• **The data**:
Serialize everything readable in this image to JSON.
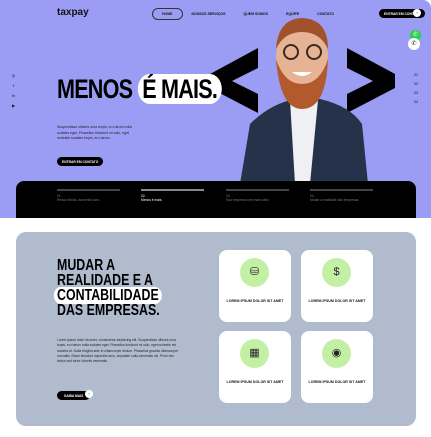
{
  "header": {
    "logo": "taxpay",
    "nav": [
      "HOME",
      "NOSSOS SERVIÇOS",
      "QUEM SOMOS",
      "EQUIPE",
      "CONTATO"
    ],
    "cta": "ENTRAR EM CONTATO",
    "cta_arrow": "›"
  },
  "hero": {
    "title_a": "MENOS",
    "title_b": "É MAIS.",
    "description": "Suspendisse ultrices urna turpis, eu rutrum nulla sodales eget. Phasellus tincidunt mi odio, eget molestie sodales turpis, eu rutrum.",
    "button": "ENTRAR EM CONTATO",
    "arrow": "›",
    "slides": [
      "01",
      "02",
      "03",
      "04"
    ],
    "social": [
      "instagram-icon",
      "facebook-icon",
      "linkedin-icon",
      "youtube-icon"
    ]
  },
  "steps": [
    {
      "n": "01.",
      "t": "Reduz tributo, aumenta lucro."
    },
    {
      "n": "02.",
      "t": "Menos é mais."
    },
    {
      "n": "03.",
      "t": "Sua empresa com mais valor."
    },
    {
      "n": "04.",
      "t": "Mudar a realidade das empresas."
    }
  ],
  "section2": {
    "title_1": "MUDAR A",
    "title_2": "REALIDADE E A",
    "title_3": "CONTABILIDADE",
    "title_4": "DAS EMPRESAS.",
    "text": "Lorem ipsum dolor sit amet, consectetur adipiscing elit. Suspendisse ultrices urna turpis, eu rutrum nulla sodales eget. Phasellus tincidunt mi odio, eget molestie est sodales id. Nulla fringilla ante id ullamcorper dictum. Phasellus gravida ullamcorper convallis. Etiam tincidunt imperdiet arcu, vulputate nulla venenatis vel. Proin nec lectus sed tortor lobortis venenatis.",
    "button": "SAIBA MAIS",
    "arrow": "›",
    "cards": [
      {
        "label": "LOREM IPSUM DOLOR SIT AMET",
        "icon": "coins-icon"
      },
      {
        "label": "LOREM IPSUM DOLOR SIT AMET",
        "icon": "invoice-icon"
      },
      {
        "label": "LOREM IPSUM DOLOR SIT AMET",
        "icon": "calculator-icon"
      },
      {
        "label": "LOREM IPSUM DOLOR SIT AMET",
        "icon": "chart-icon"
      }
    ]
  },
  "colors": {
    "hero": "#9b9cf4",
    "section": "#b0bccd",
    "icon_bg": "#c3f0a4"
  }
}
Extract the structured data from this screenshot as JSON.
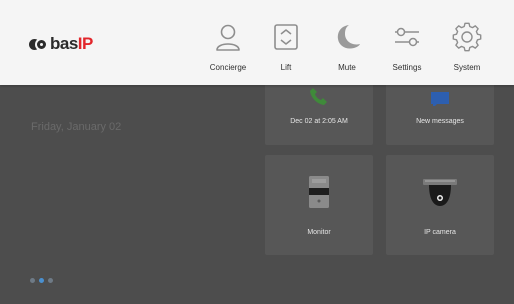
{
  "colors": {
    "topbar_bg": "#f5f5f5",
    "screen_bg": "#4d4d4d",
    "tile_bg": "#575757",
    "icon_gray": "#8e8e8e",
    "logo_accent": "#e2262b",
    "dot_active": "#4a90d0"
  },
  "logo": {
    "prefix": "bas",
    "accent": "IP"
  },
  "nav": [
    {
      "label": "Concierge",
      "icon": "person-icon"
    },
    {
      "label": "Lift",
      "icon": "elevator-icon"
    },
    {
      "label": "Mute",
      "icon": "moon-icon"
    },
    {
      "label": "Settings",
      "icon": "sliders-icon"
    },
    {
      "label": "System",
      "icon": "gear-icon"
    }
  ],
  "dashboard": {
    "date": "Friday, January 02",
    "tiles": [
      {
        "label": "Dec 02 at 2:05 AM",
        "icon": "phone-icon"
      },
      {
        "label": "New messages",
        "icon": "message-icon"
      },
      {
        "label": "Monitor",
        "icon": "intercom-panel-icon"
      },
      {
        "label": "IP camera",
        "icon": "dome-camera-icon"
      }
    ],
    "pager": {
      "pages": 3,
      "active": 2
    }
  }
}
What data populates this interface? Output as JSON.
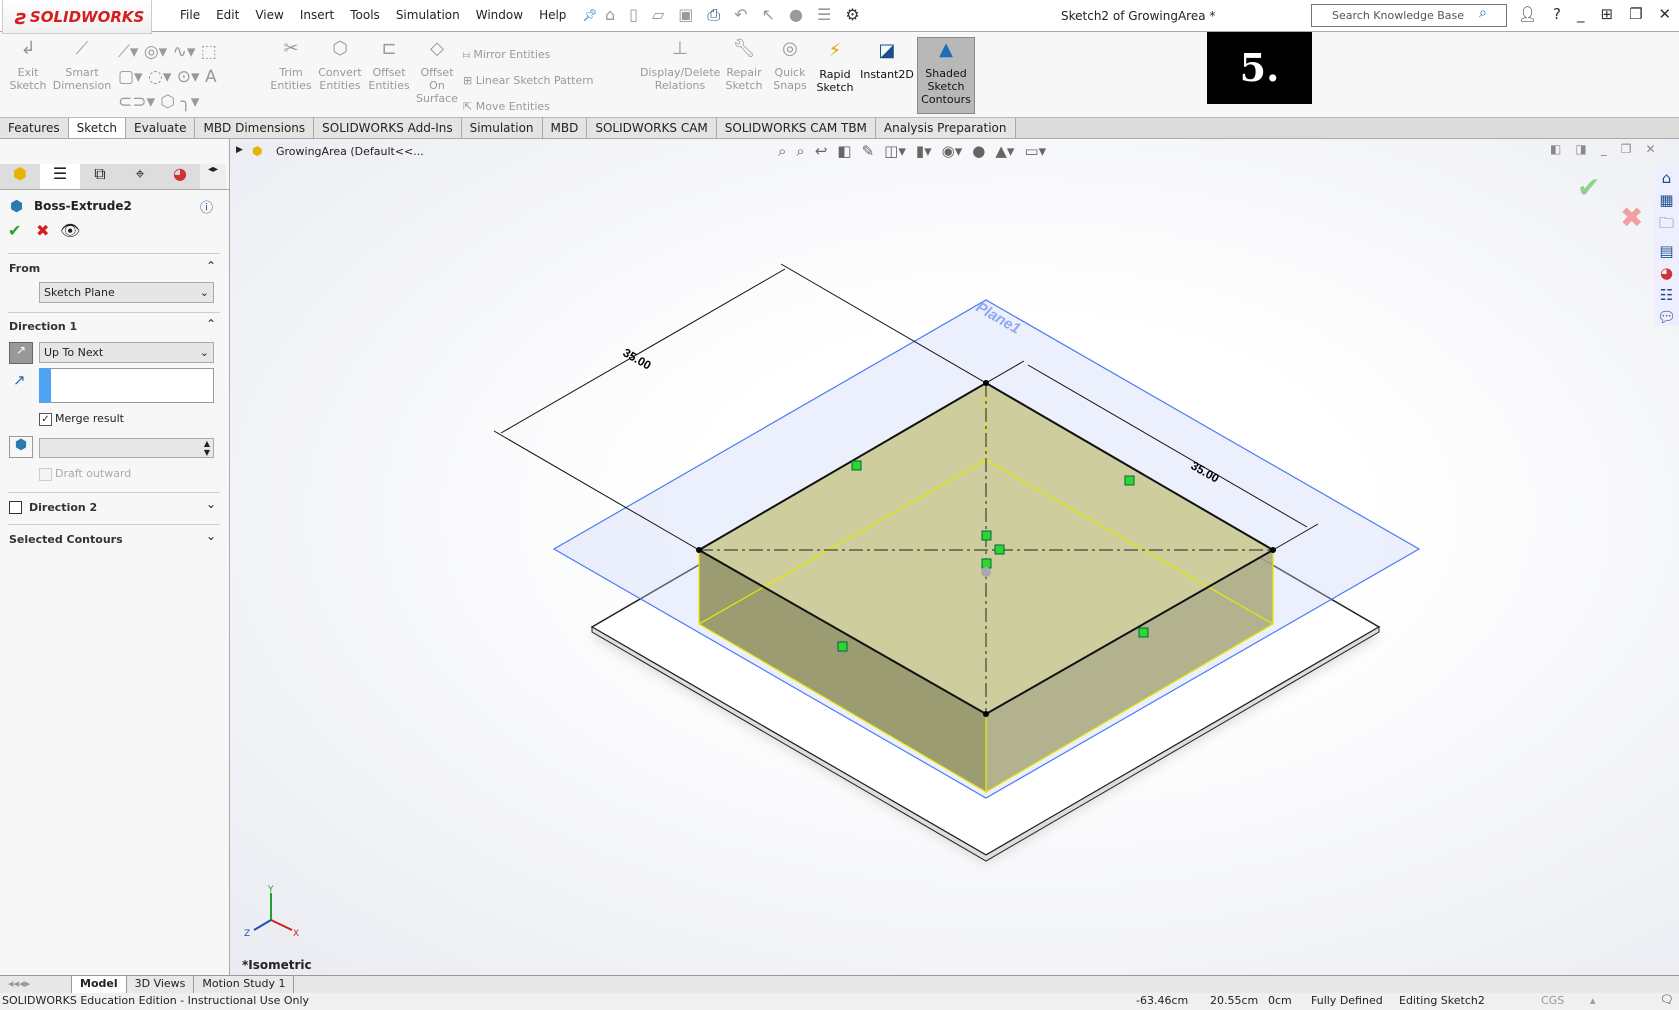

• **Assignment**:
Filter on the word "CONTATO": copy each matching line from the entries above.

• **Written answer**:
      "CONTATO"
    "cta": "ENTRAR EM CONTATO",
    "button": "ENTRAR EM CONTATO",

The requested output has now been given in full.